I reiterate that it is clear that we must innovate because, as Mark Stevenson, creator of the law of the pragmatic optimist, says: if we do not imagine a better world, we condemn it to be worse. But it has to be done with an idea of improvement, a dream of prosperity, a utopian vision of what we want education to be, in this case. However, in today’s society of immediacy and marketing, innovation does not advance steadily and surely, and there is still a long way to go.
Some examples of innovations that are not quite there yet
- The full use of tablets or laptops when there are studies that show the opposite. 
- The total use of interactive networks, when some studies show that this is counterproductive. 
- Stopping handwriting when not doing so hinders the secure consolidation of learning. 
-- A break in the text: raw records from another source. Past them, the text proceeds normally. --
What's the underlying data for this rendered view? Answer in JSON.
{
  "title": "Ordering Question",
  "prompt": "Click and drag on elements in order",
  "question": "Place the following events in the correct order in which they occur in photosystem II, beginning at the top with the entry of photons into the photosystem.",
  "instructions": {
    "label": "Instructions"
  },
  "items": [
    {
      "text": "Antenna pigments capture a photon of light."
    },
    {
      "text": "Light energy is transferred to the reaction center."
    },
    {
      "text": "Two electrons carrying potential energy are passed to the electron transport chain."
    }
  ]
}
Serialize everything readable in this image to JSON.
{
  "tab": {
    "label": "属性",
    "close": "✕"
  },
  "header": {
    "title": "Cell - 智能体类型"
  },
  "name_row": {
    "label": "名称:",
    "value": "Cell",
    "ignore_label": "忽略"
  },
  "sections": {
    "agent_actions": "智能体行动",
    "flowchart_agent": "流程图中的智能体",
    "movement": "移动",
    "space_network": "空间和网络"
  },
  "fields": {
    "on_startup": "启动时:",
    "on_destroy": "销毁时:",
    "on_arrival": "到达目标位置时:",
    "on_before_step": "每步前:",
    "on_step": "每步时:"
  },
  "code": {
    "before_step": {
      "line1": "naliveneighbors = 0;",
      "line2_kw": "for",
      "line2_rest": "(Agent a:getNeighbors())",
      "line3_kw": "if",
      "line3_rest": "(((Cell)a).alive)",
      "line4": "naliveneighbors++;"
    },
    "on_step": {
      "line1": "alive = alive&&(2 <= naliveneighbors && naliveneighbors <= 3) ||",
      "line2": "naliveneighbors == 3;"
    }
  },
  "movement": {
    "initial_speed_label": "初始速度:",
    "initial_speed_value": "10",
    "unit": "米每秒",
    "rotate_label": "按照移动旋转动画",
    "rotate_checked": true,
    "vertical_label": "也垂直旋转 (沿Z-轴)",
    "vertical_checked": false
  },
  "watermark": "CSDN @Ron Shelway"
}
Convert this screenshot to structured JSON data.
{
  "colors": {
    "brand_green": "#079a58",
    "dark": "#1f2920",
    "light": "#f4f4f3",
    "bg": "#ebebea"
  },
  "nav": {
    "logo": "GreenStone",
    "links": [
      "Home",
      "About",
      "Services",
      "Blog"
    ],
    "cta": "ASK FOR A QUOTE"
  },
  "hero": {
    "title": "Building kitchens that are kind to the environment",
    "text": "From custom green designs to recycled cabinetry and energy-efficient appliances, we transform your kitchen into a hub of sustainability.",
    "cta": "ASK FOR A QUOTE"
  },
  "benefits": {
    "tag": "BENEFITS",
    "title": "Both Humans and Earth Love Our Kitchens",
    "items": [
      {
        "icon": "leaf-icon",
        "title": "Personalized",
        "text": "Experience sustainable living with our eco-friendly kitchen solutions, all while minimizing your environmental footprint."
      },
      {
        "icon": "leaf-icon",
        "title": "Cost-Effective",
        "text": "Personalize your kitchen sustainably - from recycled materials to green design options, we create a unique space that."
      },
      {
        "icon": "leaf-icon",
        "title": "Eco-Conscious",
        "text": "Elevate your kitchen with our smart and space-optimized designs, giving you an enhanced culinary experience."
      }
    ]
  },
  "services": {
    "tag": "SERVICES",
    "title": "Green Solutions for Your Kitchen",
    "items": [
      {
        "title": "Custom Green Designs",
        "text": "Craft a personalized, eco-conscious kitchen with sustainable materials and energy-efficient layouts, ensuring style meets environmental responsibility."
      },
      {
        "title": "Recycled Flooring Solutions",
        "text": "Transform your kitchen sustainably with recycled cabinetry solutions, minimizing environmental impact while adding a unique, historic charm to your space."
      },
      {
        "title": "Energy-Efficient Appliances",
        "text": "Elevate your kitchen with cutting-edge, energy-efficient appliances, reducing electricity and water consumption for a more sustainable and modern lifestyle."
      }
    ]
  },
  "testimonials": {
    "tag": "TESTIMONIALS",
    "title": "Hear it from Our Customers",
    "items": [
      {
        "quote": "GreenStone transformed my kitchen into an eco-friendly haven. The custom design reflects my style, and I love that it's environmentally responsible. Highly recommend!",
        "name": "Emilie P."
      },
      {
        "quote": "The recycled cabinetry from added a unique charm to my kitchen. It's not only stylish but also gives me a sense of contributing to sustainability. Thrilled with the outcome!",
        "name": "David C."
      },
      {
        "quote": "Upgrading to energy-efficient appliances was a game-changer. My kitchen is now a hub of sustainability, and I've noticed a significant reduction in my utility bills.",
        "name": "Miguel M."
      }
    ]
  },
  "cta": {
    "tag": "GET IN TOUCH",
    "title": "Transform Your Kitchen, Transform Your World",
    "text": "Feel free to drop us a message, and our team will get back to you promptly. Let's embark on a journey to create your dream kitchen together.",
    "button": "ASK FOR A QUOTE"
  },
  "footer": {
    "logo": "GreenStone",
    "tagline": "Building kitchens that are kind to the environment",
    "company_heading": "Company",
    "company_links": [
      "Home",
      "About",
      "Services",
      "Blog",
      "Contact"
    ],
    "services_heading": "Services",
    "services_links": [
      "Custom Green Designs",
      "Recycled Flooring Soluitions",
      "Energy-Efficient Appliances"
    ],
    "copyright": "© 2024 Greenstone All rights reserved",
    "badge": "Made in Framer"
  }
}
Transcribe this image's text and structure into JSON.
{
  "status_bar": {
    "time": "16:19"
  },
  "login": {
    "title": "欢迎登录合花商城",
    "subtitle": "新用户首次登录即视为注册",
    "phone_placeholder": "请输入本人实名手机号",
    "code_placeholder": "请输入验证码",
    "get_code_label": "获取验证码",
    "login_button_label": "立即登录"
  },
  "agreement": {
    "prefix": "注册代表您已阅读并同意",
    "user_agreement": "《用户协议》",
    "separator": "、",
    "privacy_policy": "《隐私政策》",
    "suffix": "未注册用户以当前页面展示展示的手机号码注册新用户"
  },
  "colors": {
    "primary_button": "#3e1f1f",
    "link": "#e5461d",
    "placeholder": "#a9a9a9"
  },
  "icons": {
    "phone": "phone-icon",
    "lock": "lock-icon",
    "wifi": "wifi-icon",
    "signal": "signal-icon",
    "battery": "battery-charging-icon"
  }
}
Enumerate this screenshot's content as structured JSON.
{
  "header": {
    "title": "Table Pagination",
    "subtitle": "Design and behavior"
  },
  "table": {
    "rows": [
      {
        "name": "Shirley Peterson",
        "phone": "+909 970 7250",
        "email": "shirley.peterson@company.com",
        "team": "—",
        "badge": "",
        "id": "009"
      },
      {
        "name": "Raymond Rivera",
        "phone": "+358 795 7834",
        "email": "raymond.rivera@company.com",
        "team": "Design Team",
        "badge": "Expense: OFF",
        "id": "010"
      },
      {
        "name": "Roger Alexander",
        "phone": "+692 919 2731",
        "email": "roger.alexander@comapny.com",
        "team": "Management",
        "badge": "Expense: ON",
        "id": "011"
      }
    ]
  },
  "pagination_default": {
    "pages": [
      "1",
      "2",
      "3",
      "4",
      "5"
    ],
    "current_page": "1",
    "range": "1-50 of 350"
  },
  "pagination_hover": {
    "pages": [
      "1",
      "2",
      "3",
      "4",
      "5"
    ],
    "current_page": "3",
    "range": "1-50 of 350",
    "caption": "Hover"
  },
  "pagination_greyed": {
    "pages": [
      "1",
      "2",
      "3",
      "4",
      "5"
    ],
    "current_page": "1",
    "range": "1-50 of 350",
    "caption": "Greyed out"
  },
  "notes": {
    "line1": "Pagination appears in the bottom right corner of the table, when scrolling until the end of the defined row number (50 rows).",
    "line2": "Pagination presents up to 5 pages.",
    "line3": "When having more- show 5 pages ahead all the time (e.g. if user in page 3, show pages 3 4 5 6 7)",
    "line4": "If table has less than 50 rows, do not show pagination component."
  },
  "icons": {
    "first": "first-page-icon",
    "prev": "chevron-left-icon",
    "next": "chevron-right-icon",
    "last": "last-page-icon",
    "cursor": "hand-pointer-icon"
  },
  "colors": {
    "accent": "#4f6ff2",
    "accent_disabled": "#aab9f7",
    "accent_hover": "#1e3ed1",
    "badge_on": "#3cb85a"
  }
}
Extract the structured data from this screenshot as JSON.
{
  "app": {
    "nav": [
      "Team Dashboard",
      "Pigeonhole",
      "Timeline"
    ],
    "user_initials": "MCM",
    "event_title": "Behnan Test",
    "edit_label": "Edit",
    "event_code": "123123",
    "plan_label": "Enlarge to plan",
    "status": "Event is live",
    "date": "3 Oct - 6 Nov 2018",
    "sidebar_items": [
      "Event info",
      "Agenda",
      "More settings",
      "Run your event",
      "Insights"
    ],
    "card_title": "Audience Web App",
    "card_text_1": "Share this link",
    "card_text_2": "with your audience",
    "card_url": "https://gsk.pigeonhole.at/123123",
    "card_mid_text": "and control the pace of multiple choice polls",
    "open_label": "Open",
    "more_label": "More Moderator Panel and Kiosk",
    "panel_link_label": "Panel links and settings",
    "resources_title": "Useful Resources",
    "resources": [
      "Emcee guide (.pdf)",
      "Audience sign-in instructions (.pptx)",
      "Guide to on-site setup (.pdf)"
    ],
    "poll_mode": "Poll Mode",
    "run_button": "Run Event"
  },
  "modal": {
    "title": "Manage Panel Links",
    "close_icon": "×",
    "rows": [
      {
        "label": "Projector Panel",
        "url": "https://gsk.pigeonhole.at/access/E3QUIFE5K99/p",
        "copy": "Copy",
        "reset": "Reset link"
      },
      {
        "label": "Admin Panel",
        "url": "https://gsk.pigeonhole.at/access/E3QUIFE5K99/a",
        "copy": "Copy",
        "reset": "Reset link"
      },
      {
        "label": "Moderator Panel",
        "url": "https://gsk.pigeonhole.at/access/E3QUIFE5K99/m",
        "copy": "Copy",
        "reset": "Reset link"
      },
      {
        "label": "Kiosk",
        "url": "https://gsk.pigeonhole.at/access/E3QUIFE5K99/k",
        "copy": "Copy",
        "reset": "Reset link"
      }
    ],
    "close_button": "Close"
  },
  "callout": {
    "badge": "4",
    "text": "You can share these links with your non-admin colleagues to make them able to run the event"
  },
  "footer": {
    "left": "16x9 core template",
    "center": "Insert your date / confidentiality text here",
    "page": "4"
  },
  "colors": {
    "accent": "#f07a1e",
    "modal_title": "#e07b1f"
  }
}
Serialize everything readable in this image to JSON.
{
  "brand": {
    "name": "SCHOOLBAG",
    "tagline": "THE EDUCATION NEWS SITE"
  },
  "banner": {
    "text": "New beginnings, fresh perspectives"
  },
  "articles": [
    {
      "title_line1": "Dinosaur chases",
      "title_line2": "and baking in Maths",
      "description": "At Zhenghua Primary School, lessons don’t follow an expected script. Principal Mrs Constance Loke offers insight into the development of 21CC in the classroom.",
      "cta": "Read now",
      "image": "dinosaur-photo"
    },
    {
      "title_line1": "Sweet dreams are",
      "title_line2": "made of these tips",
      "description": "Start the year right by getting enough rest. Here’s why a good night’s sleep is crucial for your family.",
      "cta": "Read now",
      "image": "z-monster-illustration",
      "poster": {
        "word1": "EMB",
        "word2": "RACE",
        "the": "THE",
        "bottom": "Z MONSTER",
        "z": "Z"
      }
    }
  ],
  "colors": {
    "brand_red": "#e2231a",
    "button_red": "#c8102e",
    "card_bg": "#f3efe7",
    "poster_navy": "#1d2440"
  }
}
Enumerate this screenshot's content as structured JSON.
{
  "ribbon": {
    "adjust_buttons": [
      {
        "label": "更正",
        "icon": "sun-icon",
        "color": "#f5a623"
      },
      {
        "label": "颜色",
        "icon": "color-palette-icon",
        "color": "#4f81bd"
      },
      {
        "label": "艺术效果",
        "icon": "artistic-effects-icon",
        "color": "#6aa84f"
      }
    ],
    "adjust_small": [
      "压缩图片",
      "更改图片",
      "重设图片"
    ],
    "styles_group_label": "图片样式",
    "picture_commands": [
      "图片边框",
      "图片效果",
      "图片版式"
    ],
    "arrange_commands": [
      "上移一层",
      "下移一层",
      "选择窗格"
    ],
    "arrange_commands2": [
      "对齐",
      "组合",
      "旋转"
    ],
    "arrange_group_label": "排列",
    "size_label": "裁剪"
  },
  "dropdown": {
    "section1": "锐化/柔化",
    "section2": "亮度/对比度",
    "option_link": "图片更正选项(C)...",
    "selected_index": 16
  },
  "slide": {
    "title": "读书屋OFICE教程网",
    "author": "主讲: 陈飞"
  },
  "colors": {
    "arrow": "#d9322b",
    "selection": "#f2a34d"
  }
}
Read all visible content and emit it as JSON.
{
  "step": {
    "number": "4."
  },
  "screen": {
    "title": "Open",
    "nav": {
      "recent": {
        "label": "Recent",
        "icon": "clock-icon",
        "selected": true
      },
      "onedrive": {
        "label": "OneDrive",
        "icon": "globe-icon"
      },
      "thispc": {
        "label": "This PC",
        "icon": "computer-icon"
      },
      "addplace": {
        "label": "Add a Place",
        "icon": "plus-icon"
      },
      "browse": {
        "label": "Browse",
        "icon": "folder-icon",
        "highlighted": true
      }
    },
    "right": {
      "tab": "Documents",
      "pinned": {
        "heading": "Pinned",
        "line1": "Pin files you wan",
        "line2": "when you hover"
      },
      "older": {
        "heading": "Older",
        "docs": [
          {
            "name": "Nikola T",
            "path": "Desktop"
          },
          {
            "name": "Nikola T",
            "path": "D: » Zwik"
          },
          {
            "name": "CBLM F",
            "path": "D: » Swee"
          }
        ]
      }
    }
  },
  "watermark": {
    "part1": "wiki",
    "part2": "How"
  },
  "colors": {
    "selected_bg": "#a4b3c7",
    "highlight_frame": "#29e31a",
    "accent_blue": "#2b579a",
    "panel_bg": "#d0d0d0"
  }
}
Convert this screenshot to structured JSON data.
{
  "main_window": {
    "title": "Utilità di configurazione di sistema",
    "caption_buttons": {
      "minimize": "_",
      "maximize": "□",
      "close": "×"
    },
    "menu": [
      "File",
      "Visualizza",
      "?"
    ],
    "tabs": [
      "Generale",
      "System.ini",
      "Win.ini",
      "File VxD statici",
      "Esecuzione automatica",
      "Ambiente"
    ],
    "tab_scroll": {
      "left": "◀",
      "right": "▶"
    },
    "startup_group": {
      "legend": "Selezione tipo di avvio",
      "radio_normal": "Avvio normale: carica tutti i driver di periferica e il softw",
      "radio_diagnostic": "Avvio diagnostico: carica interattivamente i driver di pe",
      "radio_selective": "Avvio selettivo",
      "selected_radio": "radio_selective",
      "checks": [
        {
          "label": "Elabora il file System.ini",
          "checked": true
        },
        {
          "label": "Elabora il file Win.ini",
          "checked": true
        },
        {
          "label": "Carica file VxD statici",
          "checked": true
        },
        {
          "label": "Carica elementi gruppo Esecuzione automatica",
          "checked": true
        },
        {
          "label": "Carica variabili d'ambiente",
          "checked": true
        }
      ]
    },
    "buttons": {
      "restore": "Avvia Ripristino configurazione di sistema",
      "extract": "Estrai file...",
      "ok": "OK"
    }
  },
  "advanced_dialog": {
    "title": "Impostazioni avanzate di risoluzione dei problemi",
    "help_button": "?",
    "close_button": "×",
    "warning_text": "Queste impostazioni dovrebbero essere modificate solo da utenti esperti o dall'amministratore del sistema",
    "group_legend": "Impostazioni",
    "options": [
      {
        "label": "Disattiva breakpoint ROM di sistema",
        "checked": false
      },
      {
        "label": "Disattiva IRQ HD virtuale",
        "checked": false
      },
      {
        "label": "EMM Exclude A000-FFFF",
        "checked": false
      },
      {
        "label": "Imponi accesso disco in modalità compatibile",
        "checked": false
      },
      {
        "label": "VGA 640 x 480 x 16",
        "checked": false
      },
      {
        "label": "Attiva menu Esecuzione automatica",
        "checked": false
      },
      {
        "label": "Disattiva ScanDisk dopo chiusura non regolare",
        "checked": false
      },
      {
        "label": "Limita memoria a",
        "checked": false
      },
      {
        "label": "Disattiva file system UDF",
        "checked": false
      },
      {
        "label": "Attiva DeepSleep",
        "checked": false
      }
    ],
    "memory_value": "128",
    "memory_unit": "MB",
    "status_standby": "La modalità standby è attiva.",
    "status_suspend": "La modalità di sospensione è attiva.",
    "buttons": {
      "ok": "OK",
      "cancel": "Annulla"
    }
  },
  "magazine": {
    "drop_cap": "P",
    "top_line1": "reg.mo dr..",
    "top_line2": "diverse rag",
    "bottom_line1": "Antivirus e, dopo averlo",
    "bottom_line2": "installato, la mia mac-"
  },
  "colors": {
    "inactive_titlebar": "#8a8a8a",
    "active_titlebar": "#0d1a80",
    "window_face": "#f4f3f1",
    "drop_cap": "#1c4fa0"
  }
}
- Poor ITC teaching, programming students for specific tools and not making them competent. 
- A misunderstood way of exercising freedom in education that disorients students. 
- Or being centres that sign up for many conferences, competitions, events, etc., knowing that their students will not receive the appropriate transfer acceptably.
The question, then, is: why do some schools continue to promote specific innovations when studies show that they are not appropriate? One of the answers to this question has to do with what I stated at the beginning; allow me to use a neologism: posturing, wanting to appear to be something you are not, claiming to be a pioneering centre in something, making use of new technologies that other centres cannot yet use, etc.
It must be made clear that this unjustified implementation of innovations is not done in the knowledge of doing it badly, of course, but in good faith, and with a point of egocentrism that is inherent to human beings: thinking that one’s own pedagogical opinion is the best and can only bring benefits. No teacher, no management team, no educational leader wants to do anything harmful for their students. Still, it is essential to justify the innovations or new pedagogical methods one wants to put into practice.